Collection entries
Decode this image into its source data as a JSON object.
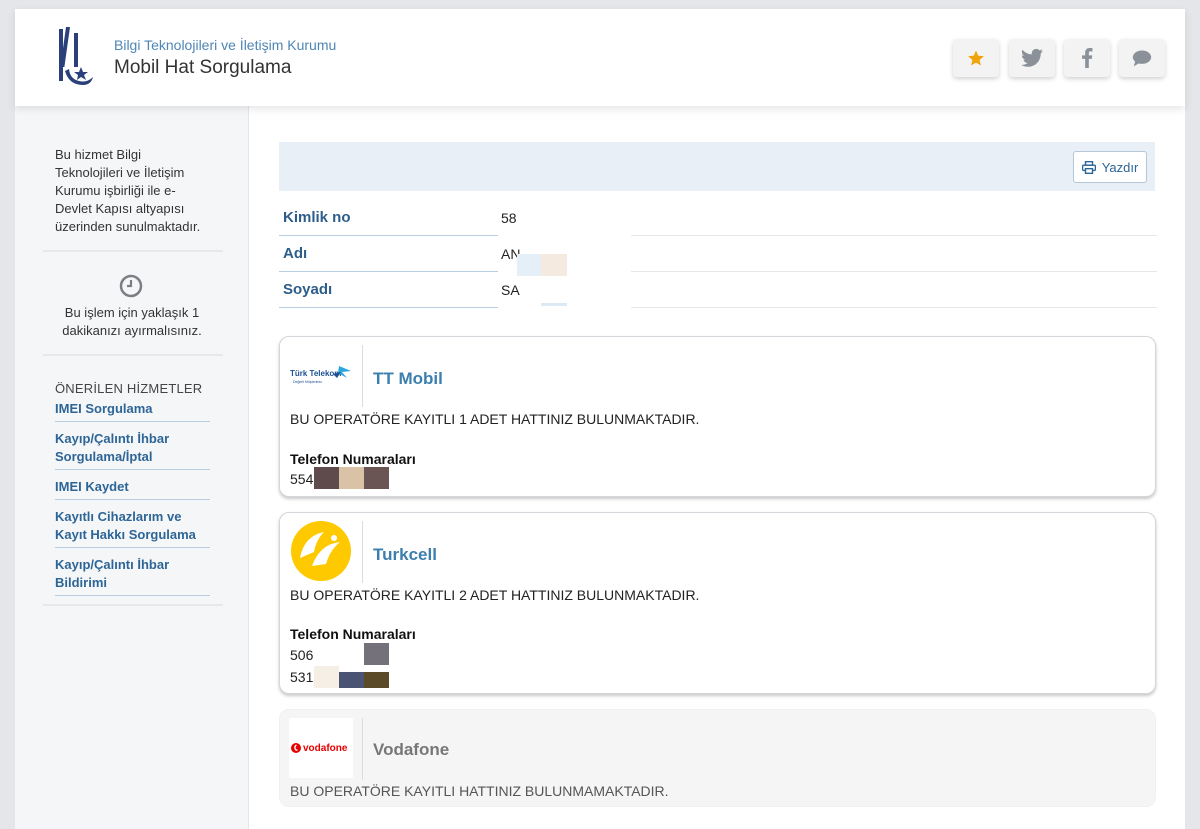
{
  "header": {
    "org": "Bilgi Teknolojileri ve İletişim Kurumu",
    "title": "Mobil Hat Sorgulama",
    "buttons": [
      "star-icon",
      "twitter-icon",
      "facebook-icon",
      "comment-icon"
    ],
    "star_color": "#f0a30a",
    "icon_color": "#8a9199"
  },
  "sidebar": {
    "info_text": "Bu hizmet Bilgi Teknolojileri ve İletişim Kurumu işbirliği ile e-Devlet Kapısı altyapısı üzerinden sunulmaktadır.",
    "time_text": "Bu işlem için yaklaşık 1 dakikanızı ayırmalısınız.",
    "recommended_title": "ÖNERİLEN HİZMETLER",
    "links": [
      "IMEI Sorgulama",
      "Kayıp/Çalıntı İhbar Sorgulama/İptal",
      "IMEI Kaydet",
      "Kayıtlı Cihazlarım ve Kayıt Hakkı Sorgulama",
      "Kayıp/Çalıntı İhbar Bildirimi"
    ]
  },
  "toolbar": {
    "print_label": "Yazdır"
  },
  "info": [
    {
      "label": "Kimlik no",
      "value": "58"
    },
    {
      "label": "Adı",
      "value": "AN"
    },
    {
      "label": "Soyadı",
      "value": "SA"
    }
  ],
  "operators": [
    {
      "name": "TT Mobil",
      "logo_text": "Türk Telekom",
      "logo_subtext": "Değerli Müşterimiz",
      "message": "BU OPERATÖRE KAYITLI 1 ADET HATTINIZ BULUNMAKTADIR.",
      "phones_title": "Telefon Numaraları",
      "phones": [
        "554"
      ]
    },
    {
      "name": "Turkcell",
      "message": "BU OPERATÖRE KAYITLI 2 ADET HATTINIZ BULUNMAKTADIR.",
      "phones_title": "Telefon Numaraları",
      "phones": [
        "506",
        "531"
      ]
    },
    {
      "name": "Vodafone",
      "logo_text": "vodafone",
      "message": "BU OPERATÖRE KAYITLI HATTINIZ BULUNMAMAKTADIR."
    }
  ],
  "colors": {
    "accent": "#2d6596",
    "operator_name": "#3c7fae",
    "turkcell_yellow": "#ffc900",
    "vodafone_red": "#e60000",
    "tt_blue": "#1d4f91"
  }
}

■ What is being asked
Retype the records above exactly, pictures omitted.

■ Result of this exercise
Decode this image into its source data as a JSON object.
{
  "header": {
    "org": "Bilgi Teknolojileri ve İletişim Kurumu",
    "title": "Mobil Hat Sorgulama",
    "buttons": [
      "star-icon",
      "twitter-icon",
      "facebook-icon",
      "comment-icon"
    ],
    "star_color": "#f0a30a",
    "icon_color": "#8a9199"
  },
  "sidebar": {
    "info_text": "Bu hizmet Bilgi Teknolojileri ve İletişim Kurumu işbirliği ile e-Devlet Kapısı altyapısı üzerinden sunulmaktadır.",
    "time_text": "Bu işlem için yaklaşık 1 dakikanızı ayırmalısınız.",
    "recommended_title": "ÖNERİLEN HİZMETLER",
    "links": [
      "IMEI Sorgulama",
      "Kayıp/Çalıntı İhbar Sorgulama/İptal",
      "IMEI Kaydet",
      "Kayıtlı Cihazlarım ve Kayıt Hakkı Sorgulama",
      "Kayıp/Çalıntı İhbar Bildirimi"
    ]
  },
  "toolbar": {
    "print_label": "Yazdır"
  },
  "info": [
    {
      "label": "Kimlik no",
      "value": "58"
    },
    {
      "label": "Adı",
      "value": "AN"
    },
    {
      "label": "Soyadı",
      "value": "SA"
    }
  ],
  "operators": [
    {
      "name": "TT Mobil",
      "logo_text": "Türk Telekom",
      "logo_subtext": "Değerli Müşterimiz",
      "message": "BU OPERATÖRE KAYITLI 1 ADET HATTINIZ BULUNMAKTADIR.",
      "phones_title": "Telefon Numaraları",
      "phones": [
        "554"
      ]
    },
    {
      "name": "Turkcell",
      "message": "BU OPERATÖRE KAYITLI 2 ADET HATTINIZ BULUNMAKTADIR.",
      "phones_title": "Telefon Numaraları",
      "phones": [
        "506",
        "531"
      ]
    },
    {
      "name": "Vodafone",
      "logo_text": "vodafone",
      "message": "BU OPERATÖRE KAYITLI HATTINIZ BULUNMAMAKTADIR."
    }
  ],
  "colors": {
    "accent": "#2d6596",
    "operator_name": "#3c7fae",
    "turkcell_yellow": "#ffc900",
    "vodafone_red": "#e60000",
    "tt_blue": "#1d4f91"
  }
}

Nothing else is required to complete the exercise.